§ **Interface dataset entries**
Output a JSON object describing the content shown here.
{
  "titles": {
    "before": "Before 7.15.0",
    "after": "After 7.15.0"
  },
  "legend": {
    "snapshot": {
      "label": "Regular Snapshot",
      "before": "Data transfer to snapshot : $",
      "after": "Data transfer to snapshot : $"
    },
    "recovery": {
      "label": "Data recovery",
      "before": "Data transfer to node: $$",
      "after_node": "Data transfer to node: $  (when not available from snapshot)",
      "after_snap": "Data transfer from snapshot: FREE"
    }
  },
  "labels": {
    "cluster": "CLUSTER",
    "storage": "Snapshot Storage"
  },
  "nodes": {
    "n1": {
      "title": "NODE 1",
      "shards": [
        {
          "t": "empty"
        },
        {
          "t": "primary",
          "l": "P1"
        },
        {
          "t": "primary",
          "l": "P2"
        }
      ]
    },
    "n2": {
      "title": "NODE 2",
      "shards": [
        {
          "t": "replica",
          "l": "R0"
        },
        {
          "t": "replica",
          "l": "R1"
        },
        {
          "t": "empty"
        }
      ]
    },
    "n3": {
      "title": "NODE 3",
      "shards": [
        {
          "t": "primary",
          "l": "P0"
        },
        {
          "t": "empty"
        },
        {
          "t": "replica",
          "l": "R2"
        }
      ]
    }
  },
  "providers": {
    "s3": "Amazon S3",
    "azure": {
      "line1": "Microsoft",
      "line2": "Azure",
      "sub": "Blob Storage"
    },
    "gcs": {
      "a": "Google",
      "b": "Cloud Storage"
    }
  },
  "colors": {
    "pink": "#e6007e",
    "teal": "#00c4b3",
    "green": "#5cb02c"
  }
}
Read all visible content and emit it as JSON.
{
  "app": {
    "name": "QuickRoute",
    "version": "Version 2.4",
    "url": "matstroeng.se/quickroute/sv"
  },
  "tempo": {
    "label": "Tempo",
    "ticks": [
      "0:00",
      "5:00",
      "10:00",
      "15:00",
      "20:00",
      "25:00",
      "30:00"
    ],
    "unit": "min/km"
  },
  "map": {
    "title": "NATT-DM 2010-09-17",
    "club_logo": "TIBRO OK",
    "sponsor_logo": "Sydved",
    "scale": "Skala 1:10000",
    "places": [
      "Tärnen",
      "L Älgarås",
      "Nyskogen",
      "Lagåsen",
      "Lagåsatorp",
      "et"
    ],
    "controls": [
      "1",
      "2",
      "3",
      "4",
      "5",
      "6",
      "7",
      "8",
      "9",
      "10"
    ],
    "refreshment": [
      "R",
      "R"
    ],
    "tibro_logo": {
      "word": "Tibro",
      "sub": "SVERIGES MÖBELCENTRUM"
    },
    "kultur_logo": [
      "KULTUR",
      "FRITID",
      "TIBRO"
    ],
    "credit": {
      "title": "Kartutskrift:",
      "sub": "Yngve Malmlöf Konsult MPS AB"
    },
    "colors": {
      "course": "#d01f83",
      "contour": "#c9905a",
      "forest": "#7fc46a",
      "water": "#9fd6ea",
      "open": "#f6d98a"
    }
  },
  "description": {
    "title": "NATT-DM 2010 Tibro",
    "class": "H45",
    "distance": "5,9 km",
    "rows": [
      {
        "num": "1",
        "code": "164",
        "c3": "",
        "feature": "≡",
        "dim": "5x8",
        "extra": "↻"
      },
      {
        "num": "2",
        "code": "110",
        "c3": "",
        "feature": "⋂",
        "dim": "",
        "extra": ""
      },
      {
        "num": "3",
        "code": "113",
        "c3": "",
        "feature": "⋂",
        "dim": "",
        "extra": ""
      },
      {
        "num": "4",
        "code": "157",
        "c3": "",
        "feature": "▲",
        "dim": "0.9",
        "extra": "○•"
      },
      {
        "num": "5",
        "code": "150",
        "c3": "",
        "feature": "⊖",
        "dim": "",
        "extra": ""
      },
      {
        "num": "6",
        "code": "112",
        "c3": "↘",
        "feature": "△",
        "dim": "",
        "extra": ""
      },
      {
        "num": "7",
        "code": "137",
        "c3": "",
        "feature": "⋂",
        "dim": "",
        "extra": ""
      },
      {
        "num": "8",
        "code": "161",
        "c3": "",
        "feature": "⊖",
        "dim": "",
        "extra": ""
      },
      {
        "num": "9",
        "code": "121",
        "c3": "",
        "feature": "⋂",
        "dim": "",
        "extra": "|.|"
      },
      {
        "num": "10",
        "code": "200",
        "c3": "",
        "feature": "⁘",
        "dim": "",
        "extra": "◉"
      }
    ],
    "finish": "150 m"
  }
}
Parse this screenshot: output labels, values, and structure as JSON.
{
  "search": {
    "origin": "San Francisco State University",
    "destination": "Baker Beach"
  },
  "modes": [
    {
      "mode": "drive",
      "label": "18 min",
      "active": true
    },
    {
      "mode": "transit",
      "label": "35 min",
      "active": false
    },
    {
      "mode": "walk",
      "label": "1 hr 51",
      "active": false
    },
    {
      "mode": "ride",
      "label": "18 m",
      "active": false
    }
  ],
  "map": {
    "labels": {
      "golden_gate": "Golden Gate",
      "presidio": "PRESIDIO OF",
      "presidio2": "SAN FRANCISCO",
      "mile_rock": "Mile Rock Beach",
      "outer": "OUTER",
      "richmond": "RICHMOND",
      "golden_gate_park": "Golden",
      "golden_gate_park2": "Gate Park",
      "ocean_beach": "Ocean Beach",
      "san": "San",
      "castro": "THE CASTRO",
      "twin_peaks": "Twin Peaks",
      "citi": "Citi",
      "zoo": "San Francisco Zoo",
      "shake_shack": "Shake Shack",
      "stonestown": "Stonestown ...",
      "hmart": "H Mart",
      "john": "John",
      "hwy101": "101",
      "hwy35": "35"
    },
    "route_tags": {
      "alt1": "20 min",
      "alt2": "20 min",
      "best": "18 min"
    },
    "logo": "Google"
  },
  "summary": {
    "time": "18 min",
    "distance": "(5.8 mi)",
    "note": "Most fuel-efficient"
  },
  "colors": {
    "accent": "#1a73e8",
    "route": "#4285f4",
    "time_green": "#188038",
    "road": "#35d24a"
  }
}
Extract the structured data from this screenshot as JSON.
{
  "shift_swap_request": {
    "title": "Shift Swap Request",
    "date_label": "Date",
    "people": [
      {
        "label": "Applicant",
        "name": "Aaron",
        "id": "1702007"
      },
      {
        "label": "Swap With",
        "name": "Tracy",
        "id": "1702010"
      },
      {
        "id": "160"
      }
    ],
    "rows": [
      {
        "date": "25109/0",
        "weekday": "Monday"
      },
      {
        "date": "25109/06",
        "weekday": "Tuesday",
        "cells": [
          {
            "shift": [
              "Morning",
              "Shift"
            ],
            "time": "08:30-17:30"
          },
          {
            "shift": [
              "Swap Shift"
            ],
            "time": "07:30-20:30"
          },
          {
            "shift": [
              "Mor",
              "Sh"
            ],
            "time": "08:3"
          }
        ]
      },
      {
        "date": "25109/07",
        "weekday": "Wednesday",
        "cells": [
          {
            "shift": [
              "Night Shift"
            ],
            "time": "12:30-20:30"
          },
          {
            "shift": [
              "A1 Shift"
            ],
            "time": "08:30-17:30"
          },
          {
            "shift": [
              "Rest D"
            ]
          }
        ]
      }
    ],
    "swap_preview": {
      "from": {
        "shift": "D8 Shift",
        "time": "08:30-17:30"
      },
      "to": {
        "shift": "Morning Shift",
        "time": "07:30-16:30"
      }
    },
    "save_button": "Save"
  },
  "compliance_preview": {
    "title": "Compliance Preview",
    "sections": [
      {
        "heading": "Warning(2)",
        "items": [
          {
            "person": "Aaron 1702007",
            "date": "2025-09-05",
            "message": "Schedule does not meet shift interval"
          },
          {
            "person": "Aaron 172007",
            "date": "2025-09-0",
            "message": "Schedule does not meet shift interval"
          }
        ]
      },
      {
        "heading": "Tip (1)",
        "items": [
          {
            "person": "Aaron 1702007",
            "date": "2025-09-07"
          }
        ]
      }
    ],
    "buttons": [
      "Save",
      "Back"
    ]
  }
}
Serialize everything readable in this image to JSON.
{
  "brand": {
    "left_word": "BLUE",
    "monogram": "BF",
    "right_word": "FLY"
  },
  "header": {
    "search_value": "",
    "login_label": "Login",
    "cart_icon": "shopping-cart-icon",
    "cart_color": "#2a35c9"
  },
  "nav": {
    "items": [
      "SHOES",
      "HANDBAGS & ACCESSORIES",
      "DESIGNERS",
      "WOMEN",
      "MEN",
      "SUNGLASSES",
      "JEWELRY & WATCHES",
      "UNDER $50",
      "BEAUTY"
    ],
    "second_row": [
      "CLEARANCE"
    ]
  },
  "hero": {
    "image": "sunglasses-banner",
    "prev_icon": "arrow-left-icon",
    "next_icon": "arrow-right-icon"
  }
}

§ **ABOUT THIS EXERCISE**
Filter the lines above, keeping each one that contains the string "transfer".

§ **RESPONSE**
      "before": "Data transfer to snapshot : $",
      "after": "Data transfer to snapshot : $"
      "before": "Data transfer to node: $$",
      "after_node": "Data transfer to node: $  (when not available from snapshot)",
      "after_snap": "Data transfer from snapshot: FREE"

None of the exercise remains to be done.